Even though the hosts are currently off to AsiaBSDCon, BSDNow is once again a bit early with lots of BSD news, plus an interview of Konrad Witaszczyk, apparently about encrypted crash dumps.
In what can be described as perfect timing, Sepherosa Ziehau has produced a document comparing FreeBSD, several different Linux kernels, and DragonFly, for networking. He’s presenting it in the afternoon track of Day 3 for AsiaBSDCon 2017, starting later this week.
He’s published a snippet as a PDF (via), which includes some graphs. The one place Linux outperforms DragonFly seems to be linked to the Linux version of the network card driver being able to access more hardware – so DragonFly should be comparable or better there too, once the powers-of-2 problem is solved. (This already came up in comments to a post last week.)
Those graphs are available standalone, too, which means it’s easier to see the fantastic performance for latency – see the thin blue line – that seems exclusive to DragonFly. That, if anything, is the real takeaway; that DragonFly’s model has benefits not just to plain speed but to the system’s responsiveness under load. “My CPU is maxed out cause I’m doing a lot of work but I hardly notice” is a common comment over the past few years – and now we can see that for network performance, too.
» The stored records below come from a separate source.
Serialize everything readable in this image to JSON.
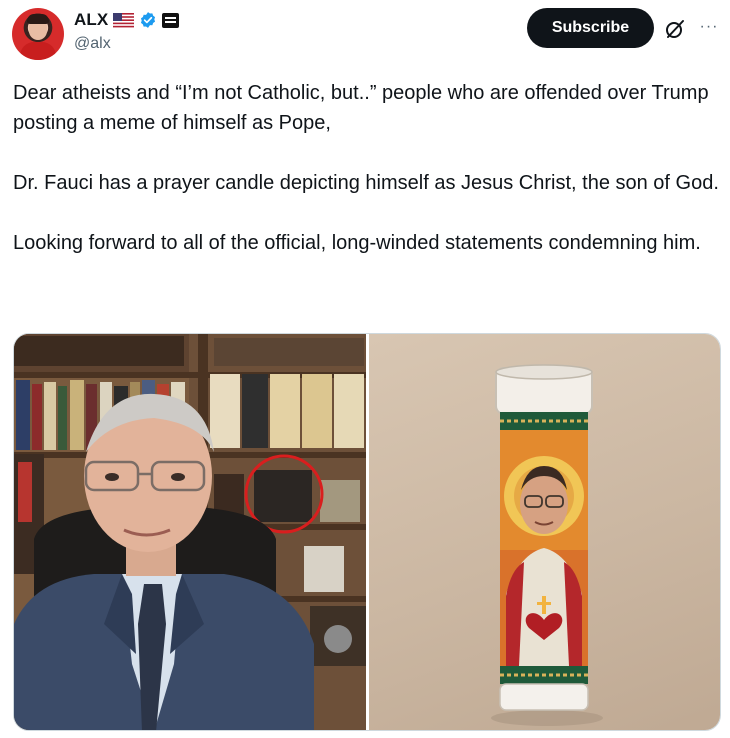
{
  "author": {
    "display_name": "ALX",
    "handle": "@alx",
    "flag_icon": "us-flag-icon",
    "verified_icon": "verified-badge-icon",
    "affiliation_icon": "affiliate-badge-icon"
  },
  "actions": {
    "subscribe_label": "Subscribe",
    "grok_icon": "grok-icon",
    "more_label": "···"
  },
  "tweet": {
    "paragraphs": [
      "Dear atheists and “I’m not Catholic, but..” people who are offended over Trump posting a meme of himself as Pope,",
      "Dr. Fauci has a prayer candle depicting himself as Jesus Christ, the son of God.",
      "Looking forward to all of the official, long-winded statements condemning him."
    ]
  },
  "colors": {
    "text": "#0f1419",
    "secondary": "#536471",
    "verified_blue": "#1d9bf0",
    "button_bg": "#0f1419",
    "border": "#cfd9de"
  }
}
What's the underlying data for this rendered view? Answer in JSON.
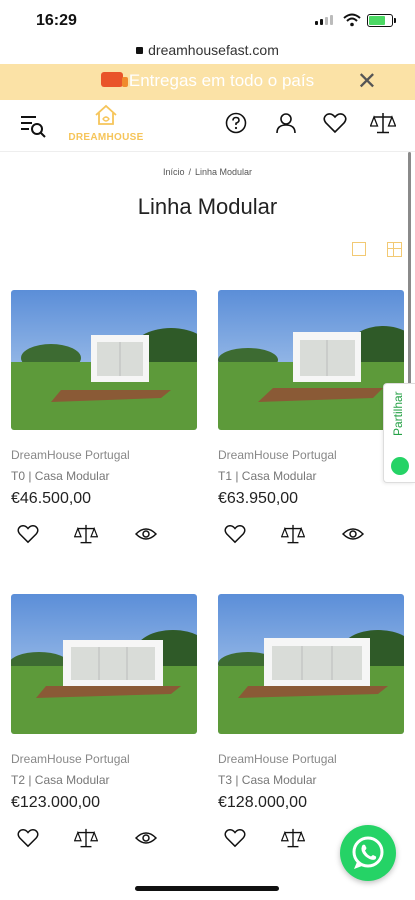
{
  "status": {
    "time": "16:29"
  },
  "browser": {
    "url": "dreamhousefast.com"
  },
  "promo": {
    "text": "Entregas em todo o país",
    "close_label": "✕"
  },
  "header": {
    "logo_text": "DREAMHOUSE"
  },
  "breadcrumb": {
    "home": "Início",
    "separator": "/",
    "current": "Linha Modular"
  },
  "page": {
    "title": "Linha Modular"
  },
  "share": {
    "label": "Partilhar"
  },
  "products": [
    {
      "brand": "DreamHouse Portugal",
      "name": "T0 | Casa Modular",
      "price": "€46.500,00"
    },
    {
      "brand": "DreamHouse Portugal",
      "name": "T1 | Casa Modular",
      "price": "€63.950,00"
    },
    {
      "brand": "DreamHouse Portugal",
      "name": "T2 | Casa Modular",
      "price": "€123.000,00"
    },
    {
      "brand": "DreamHouse Portugal",
      "name": "T3 | Casa Modular",
      "price": "€128.000,00"
    }
  ],
  "colors": {
    "accent": "#f6c55a",
    "promo_bg": "#fbe2a6",
    "whatsapp": "#25d366"
  },
  "icons": {
    "menu_search": "menu-search-icon",
    "help": "question-icon",
    "account": "user-icon",
    "wishlist": "heart-icon",
    "compare": "scale-icon",
    "quick_view": "eye-icon"
  }
}
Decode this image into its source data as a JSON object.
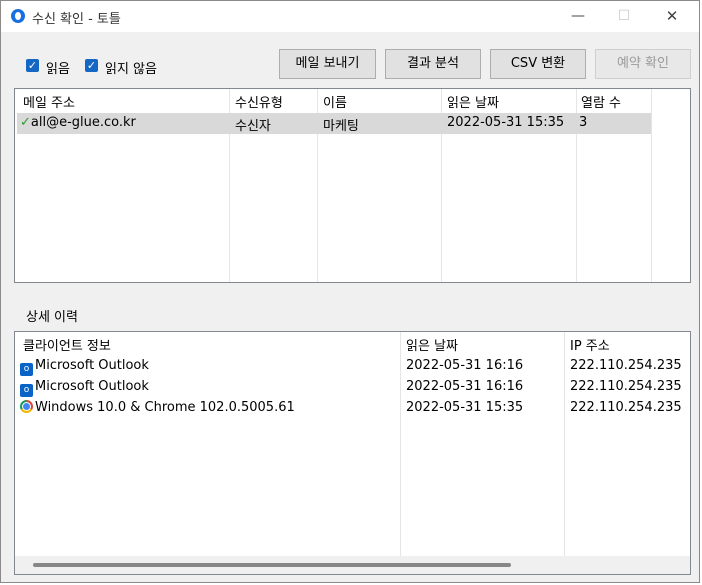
{
  "window": {
    "title": "수신 확인 - 토틀",
    "controls": {
      "minimize": "—",
      "maximize": "☐",
      "close": "✕"
    }
  },
  "filters": {
    "read_label": "읽음",
    "read_checked": true,
    "unread_label": "읽지 않음",
    "unread_checked": true
  },
  "toolbar": {
    "send_mail": "메일 보내기",
    "analyze": "결과 분석",
    "csv": "CSV 변환",
    "reservation": "예약 확인"
  },
  "recipients": {
    "columns": [
      "메일 주소",
      "수신유형",
      "이름",
      "읽은 날짜",
      "열람 수"
    ],
    "rows": [
      {
        "email": "all@e-glue.co.kr",
        "type": "수신자",
        "name": "마케팅",
        "read_date": "2022-05-31 15:35",
        "views": "3"
      }
    ]
  },
  "details": {
    "title": "상세 이력",
    "columns": [
      "클라이언트 정보",
      "읽은 날짜",
      "IP 주소"
    ],
    "rows": [
      {
        "client": "Microsoft Outlook",
        "icon": "outlook-icon",
        "date": "2022-05-31 16:16",
        "ip": "222.110.254.235"
      },
      {
        "client": "Microsoft Outlook",
        "icon": "outlook-icon",
        "date": "2022-05-31 16:16",
        "ip": "222.110.254.235"
      },
      {
        "client": "Windows 10.0 & Chrome 102.0.5005.61",
        "icon": "chrome-icon",
        "date": "2022-05-31 15:35",
        "ip": "222.110.254.235"
      }
    ]
  },
  "colors": {
    "accent": "#1567c4",
    "selection": "#d9d9d9",
    "check": "#2e9a2e"
  }
}
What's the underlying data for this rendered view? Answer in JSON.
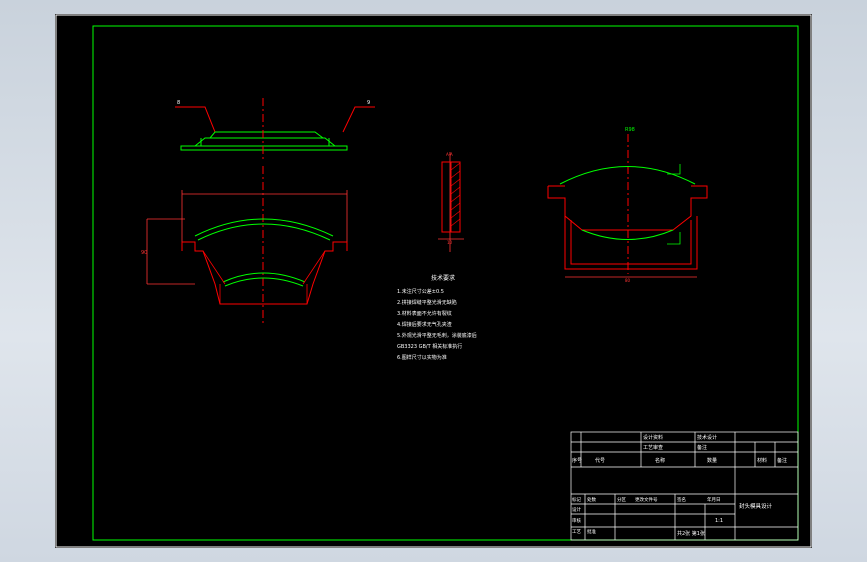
{
  "drawing": {
    "notes": {
      "title": "技术要求",
      "lines": [
        "1.未注尺寸公差±0.5",
        "2.拼接焊缝平整光滑无缺陷",
        "3.材料表面不允许有裂纹",
        "4.焊接后要求无气孔夹渣",
        "5.外观光滑平整无毛刺，涂装底漆后",
        "GB3323 GB/T 相关标准执行",
        "6.图样尺寸以实物为准"
      ]
    },
    "title_block": {
      "drawing_name": "封头模具设计",
      "scale": "1:1",
      "sheet": "共2张 第1张",
      "rows_top": [
        "设计资料",
        "技术设计",
        "工艺审查",
        "备注"
      ],
      "labels": [
        "标记",
        "处数",
        "分区",
        "更改文件号",
        "签名",
        "年月日"
      ],
      "roles": [
        "设计",
        "审核",
        "工艺",
        "批准"
      ],
      "header_cols": [
        "序号",
        "代号",
        "名称",
        "数量",
        "材料",
        "备注"
      ]
    },
    "colors": {
      "background": "#000000",
      "frame": "#00ff00",
      "outline": "#ff0000",
      "curve": "#00ff00",
      "text": "#ffffff",
      "dim": "#ff3333",
      "center": "#ff0000"
    }
  }
}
A little meta, this week.
Your unrelated tea link of the week: In Sri Lanka’s Tea Paradise, A Social Enterprise Is Brewing. I actually heard about the quality of the tea (very good) before I heard about the way the company was formed. Consider where your next tea purchase comes from, in light of this.
Slightly short this week, maybe because people are prepping for AsiaBSDCon? I have plenty of links for tomorrow’s Lazy Reading.
The longstanding practice is to load kernel modules in loader.conf, as early as possible. That’s good, for anything that needs them.
However, that also can be bad. Your machine can be unbootable if there’s a problem with a module or loader.conf is messed up, since that file is read long before the startup process finishes. Enter the new alternative: modules can be loaded in rc.conf, and the only loader.conf modules needed are those required by / to mount.
Matthew Dillon has been doing a significant amount of work on cache lines, and I haven’t been linking to it because it’s hard to point at single commits with such a technical subject. However, he’s summarized it all, along with news on NUMA handling and vkernel improvements.
The again-early BSDNow episode this week has an interview with Tom Jones about BSD Sockets, plus a number of news items that include something new to me: playonBSD.
Matthew Dillon moved some locks and exec() performance jumped up significantly – 50% or more. This is a single system call, so I don’t know how much translates through to real performance change, but it’s interesting to see.
The normal monthly meeting for NYCBUG for March 1st (tomorrow) is canceled; next month’s meeting is still on.
BSD author Michael W. Lucas is talking at the Troy Public Library (Michigan, not New York) tonight, about his nonfiction writing. Go, if you like his books and/or if you are thinking about technical writing for yourself. He has another appearance coming up on March 11th.
Reminder: the 2017 FreeBSD Storage Summit is tomorrow.